Work item | Please report how many lines of the listing contain the string "Questions", giving the number only.

Provided material |
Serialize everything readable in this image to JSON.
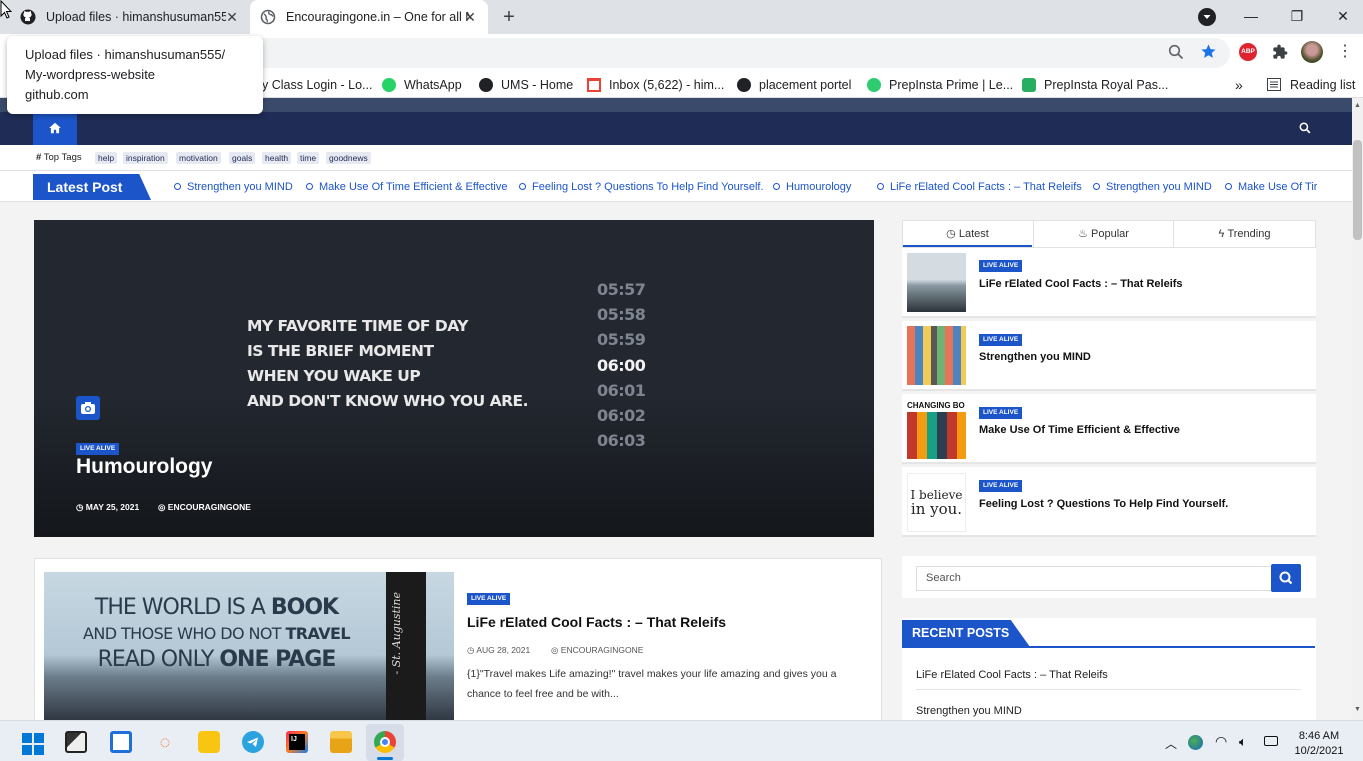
{
  "browser": {
    "tabs": [
      {
        "title": "Upload files · himanshusuman555"
      },
      {
        "title": "Encouragingone.in – One for all N"
      }
    ],
    "tooltip": {
      "title_line1": "Upload files · himanshusuman555/",
      "title_line2": "My-wordpress-website",
      "domain": "github.com"
    },
    "extension_abp": "ABP",
    "bookmarks": [
      {
        "label": "y Class Login - Lo..."
      },
      {
        "label": "WhatsApp"
      },
      {
        "label": "UMS - Home"
      },
      {
        "label": "Inbox (5,622) - him..."
      },
      {
        "label": "placement portel"
      },
      {
        "label": "PrepInsta Prime | Le..."
      },
      {
        "label": "PrepInsta Royal Pas..."
      }
    ],
    "bookmarks_overflow": "»",
    "reading_list": "Reading list"
  },
  "site": {
    "top_tags_label": "Top Tags",
    "tags": [
      "help",
      "inspiration",
      "motivation",
      "goals",
      "health",
      "time",
      "goodnews"
    ],
    "latest_post_label": "Latest Post",
    "ticker": [
      "Strengthen you MIND",
      "Make Use Of Time Efficient & Effective",
      "Feeling Lost ? Questions To Help Find Yourself.",
      "Humourology",
      "LiFe rElated Cool Facts : – That Releifs",
      "Strengthen you MIND",
      "Make Use Of Tir"
    ],
    "featured": {
      "quote_lines": [
        "MY FAVORITE TIME OF DAY",
        "IS THE BRIEF MOMENT",
        "WHEN YOU WAKE UP",
        "AND DON'T KNOW WHO YOU ARE."
      ],
      "clock_times": [
        "05:57",
        "05:58",
        "05:59",
        "06:00",
        "06:01",
        "06:02",
        "06:03"
      ],
      "category": "LIVE ALIVE",
      "title": "Humourology",
      "date": "MAY 25, 2021",
      "author": "ENCOURAGINGONE"
    },
    "card": {
      "image_text": {
        "line1a": "THE WORLD IS A ",
        "line1b": "BOOK",
        "line2a": "AND THOSE WHO DO NOT ",
        "line2b": "TRAVEL",
        "line3a": "READ ONLY ",
        "line3b": "ONE PAGE",
        "signature": "- St. Augustine"
      },
      "category": "LIVE ALIVE",
      "title": "LiFe rElated Cool Facts : – That Releifs",
      "date": "AUG 28, 2021",
      "author": "ENCOURAGINGONE",
      "excerpt_line1": "{1}\"Travel makes Life amazing!\" travel makes your life amazing and gives you a",
      "excerpt_line2": "chance to feel free and be with..."
    },
    "sidebar": {
      "tabs": [
        "Latest",
        "Popular",
        "Trending"
      ],
      "items": [
        {
          "category": "LIVE ALIVE",
          "title": "LiFe rElated Cool Facts : – That Releifs"
        },
        {
          "category": "LIVE ALIVE",
          "title": "Strengthen you MIND"
        },
        {
          "category": "LIVE ALIVE",
          "title": "Make Use Of Time Efficient & Effective",
          "thumb_text": "CHANGING BO"
        },
        {
          "category": "LIVE ALIVE",
          "title": "Feeling Lost ? Questions To Help Find Yourself.",
          "thumb_text_1": "I believe",
          "thumb_text_2": "in you."
        }
      ],
      "search_placeholder": "Search",
      "recent_posts_label": "RECENT POSTS",
      "recent_posts": [
        "LiFe rElated Cool Facts : – That Releifs",
        "Strengthen you MIND"
      ]
    }
  },
  "taskbar": {
    "time": "8:46 AM",
    "date": "10/2/2021"
  },
  "colors": {
    "accent": "#1c55c9",
    "nav": "#1f2c56"
  }
}
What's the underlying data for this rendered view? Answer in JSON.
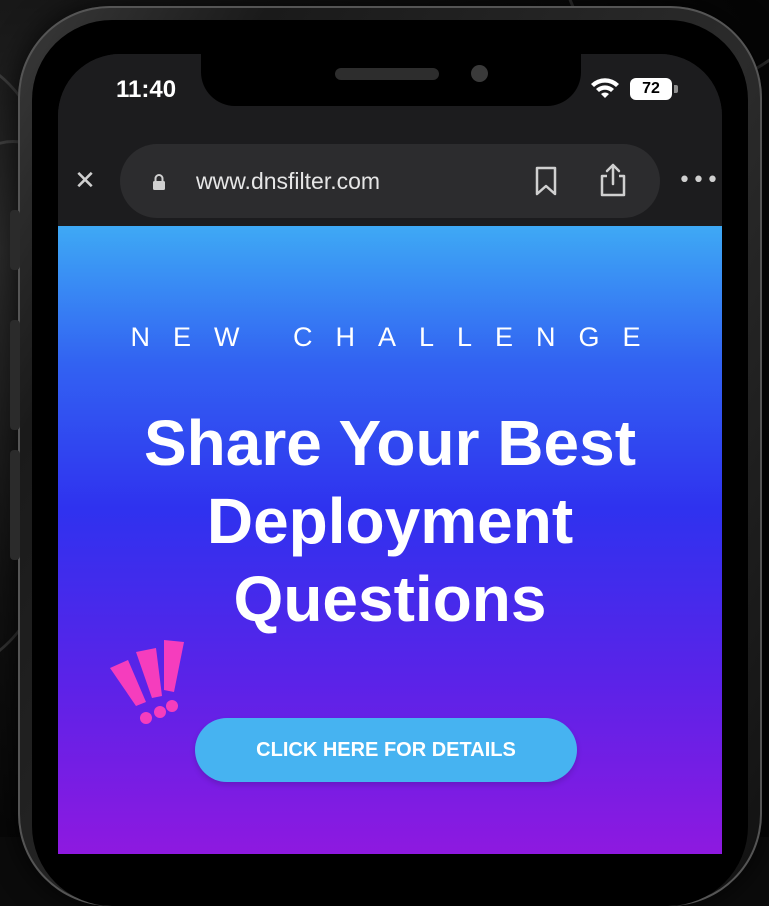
{
  "status_bar": {
    "time": "11:40",
    "battery": "72"
  },
  "browser": {
    "url": "www.dnsfilter.com",
    "close_symbol": "✕",
    "more_symbol": "•••"
  },
  "banner": {
    "eyebrow": "NEW CHALLENGE",
    "headline": "Share Your Best Deployment Questions",
    "cta_label": "CLICK HERE FOR DETAILS",
    "decoration": "exclamation-marks-graphic"
  },
  "colors": {
    "gradient_top": "#3ea9f5",
    "gradient_mid": "#2f32ef",
    "gradient_bottom": "#8e19e0",
    "cta_background": "#46b3f1",
    "accent_pink": "#f53dbd"
  },
  "icons": [
    "close-icon",
    "lock-icon",
    "bookmark-icon",
    "share-icon",
    "more-icon",
    "wifi-icon",
    "battery-icon"
  ]
}
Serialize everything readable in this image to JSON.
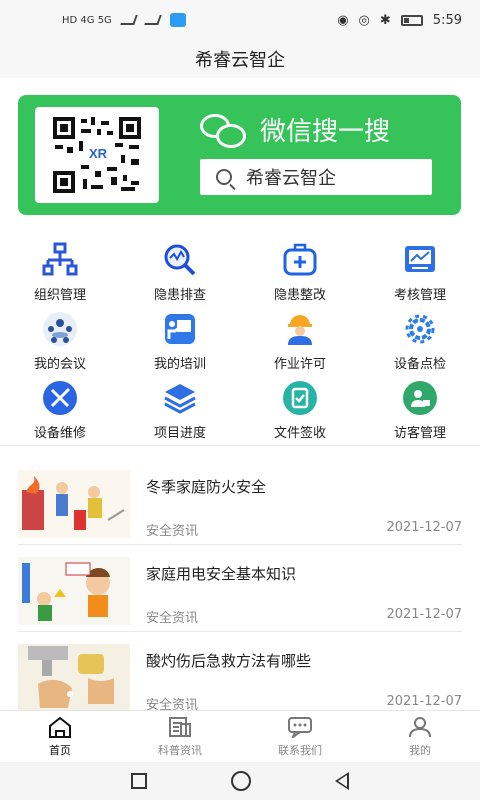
{
  "status_bar": {
    "left_text": "HD 4G 5G",
    "time": "5:59"
  },
  "app": {
    "title": "希睿云智企"
  },
  "banner": {
    "heading": "微信搜一搜",
    "search_text": "希睿云智企",
    "accent": "#35c35a"
  },
  "grid": [
    {
      "label": "组织管理",
      "icon": "org-chart-icon"
    },
    {
      "label": "隐患排查",
      "icon": "magnifier-icon"
    },
    {
      "label": "隐患整改",
      "icon": "medical-kit-icon"
    },
    {
      "label": "考核管理",
      "icon": "chart-board-icon"
    },
    {
      "label": "我的会议",
      "icon": "meeting-icon"
    },
    {
      "label": "我的培训",
      "icon": "training-icon"
    },
    {
      "label": "作业许可",
      "icon": "worker-icon"
    },
    {
      "label": "设备点检",
      "icon": "gear-icon"
    },
    {
      "label": "设备维修",
      "icon": "tools-icon"
    },
    {
      "label": "项目进度",
      "icon": "layers-icon"
    },
    {
      "label": "文件签收",
      "icon": "clipboard-icon"
    },
    {
      "label": "访客管理",
      "icon": "visitor-icon"
    }
  ],
  "news": [
    {
      "title": "冬季家庭防火安全",
      "tag": "安全资讯",
      "date": "2021-12-07"
    },
    {
      "title": "家庭用电安全基本知识",
      "tag": "安全资讯",
      "date": "2021-12-07"
    },
    {
      "title": "酸灼伤后急救方法有哪些",
      "tag": "安全资讯",
      "date": "2021-12-07"
    }
  ],
  "tabs": [
    {
      "label": "首页",
      "icon": "home-icon"
    },
    {
      "label": "科普资讯",
      "icon": "news-icon"
    },
    {
      "label": "联系我们",
      "icon": "chat-icon"
    },
    {
      "label": "我的",
      "icon": "person-icon"
    }
  ]
}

Exercise response | 3